• [Exercise requirements]:
Find every line in the records below that holds the word "your", and copy each one.

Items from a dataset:
══════════

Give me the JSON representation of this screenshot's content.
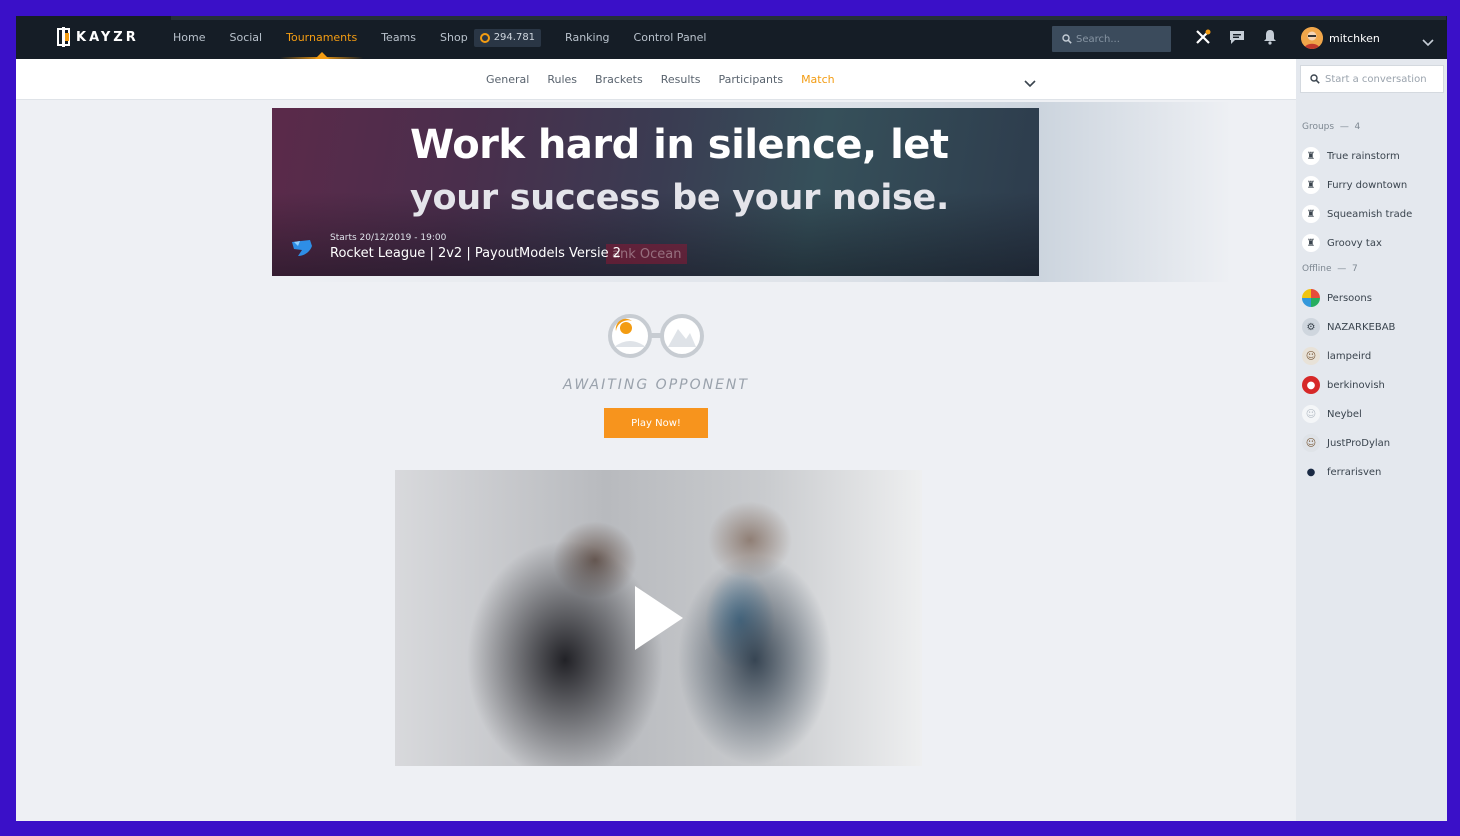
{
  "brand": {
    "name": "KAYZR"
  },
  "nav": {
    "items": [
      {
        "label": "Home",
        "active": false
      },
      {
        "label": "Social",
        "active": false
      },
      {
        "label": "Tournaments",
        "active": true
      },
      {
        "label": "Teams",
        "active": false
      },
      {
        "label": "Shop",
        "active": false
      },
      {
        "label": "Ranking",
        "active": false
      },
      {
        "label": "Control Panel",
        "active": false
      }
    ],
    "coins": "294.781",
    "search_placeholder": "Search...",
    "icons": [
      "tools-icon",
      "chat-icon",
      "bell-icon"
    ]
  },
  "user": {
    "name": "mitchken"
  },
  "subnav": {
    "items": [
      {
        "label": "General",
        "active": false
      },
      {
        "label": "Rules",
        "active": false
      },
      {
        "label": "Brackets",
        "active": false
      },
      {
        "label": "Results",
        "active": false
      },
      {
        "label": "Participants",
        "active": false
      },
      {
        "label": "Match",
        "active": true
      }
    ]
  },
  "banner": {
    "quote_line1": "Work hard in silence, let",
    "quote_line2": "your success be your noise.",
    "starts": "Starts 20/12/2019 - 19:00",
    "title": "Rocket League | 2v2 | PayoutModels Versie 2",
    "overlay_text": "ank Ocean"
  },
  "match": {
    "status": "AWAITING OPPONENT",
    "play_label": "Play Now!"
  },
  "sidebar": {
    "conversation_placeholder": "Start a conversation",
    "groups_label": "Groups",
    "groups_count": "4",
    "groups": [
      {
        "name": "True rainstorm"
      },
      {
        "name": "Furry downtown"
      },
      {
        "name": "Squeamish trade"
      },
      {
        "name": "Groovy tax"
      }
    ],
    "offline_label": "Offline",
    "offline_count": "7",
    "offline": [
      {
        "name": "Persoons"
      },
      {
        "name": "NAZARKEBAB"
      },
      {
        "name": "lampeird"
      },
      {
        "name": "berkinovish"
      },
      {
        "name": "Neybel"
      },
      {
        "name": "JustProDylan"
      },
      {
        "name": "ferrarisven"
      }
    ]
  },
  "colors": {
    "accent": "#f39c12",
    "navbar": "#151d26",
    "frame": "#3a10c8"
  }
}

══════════

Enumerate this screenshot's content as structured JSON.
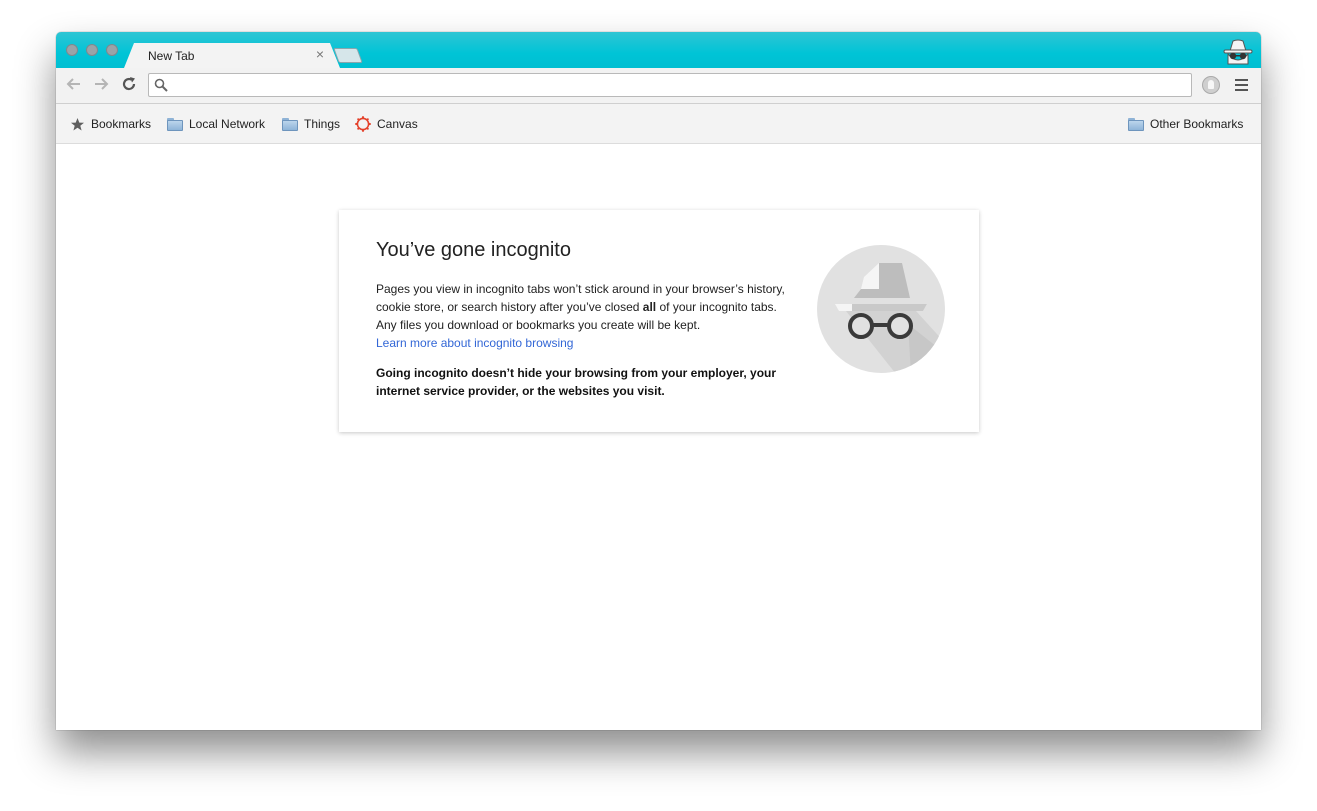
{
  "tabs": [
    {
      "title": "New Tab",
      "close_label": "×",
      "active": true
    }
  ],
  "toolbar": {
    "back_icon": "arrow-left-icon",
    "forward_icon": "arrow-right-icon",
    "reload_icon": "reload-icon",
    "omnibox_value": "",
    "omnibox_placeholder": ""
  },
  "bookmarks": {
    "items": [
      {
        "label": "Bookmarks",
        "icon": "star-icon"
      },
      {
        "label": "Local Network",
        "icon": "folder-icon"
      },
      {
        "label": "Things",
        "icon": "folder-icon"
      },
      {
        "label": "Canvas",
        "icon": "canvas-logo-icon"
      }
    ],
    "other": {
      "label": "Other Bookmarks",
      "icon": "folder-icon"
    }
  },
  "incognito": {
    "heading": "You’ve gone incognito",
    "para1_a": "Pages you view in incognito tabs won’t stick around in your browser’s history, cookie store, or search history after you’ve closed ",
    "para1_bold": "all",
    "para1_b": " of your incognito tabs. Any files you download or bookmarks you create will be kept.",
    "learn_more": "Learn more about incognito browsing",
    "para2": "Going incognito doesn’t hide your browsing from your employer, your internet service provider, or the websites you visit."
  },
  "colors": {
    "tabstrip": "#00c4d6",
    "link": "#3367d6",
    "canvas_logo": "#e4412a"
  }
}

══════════

• [Answer to this exercise]:
    "quote_line2": "your success be your noise.",
    "para1_a": "Pages you view in incognito tabs won’t stick around in your browser’s history, cookie store, or search history after you’ve closed ",
    "para1_b": " of your incognito tabs. Any files you download or bookmarks you create will be kept.",
    "para2": "Going incognito doesn’t hide your browsing from your employer, your internet service provider, or the websites you visit."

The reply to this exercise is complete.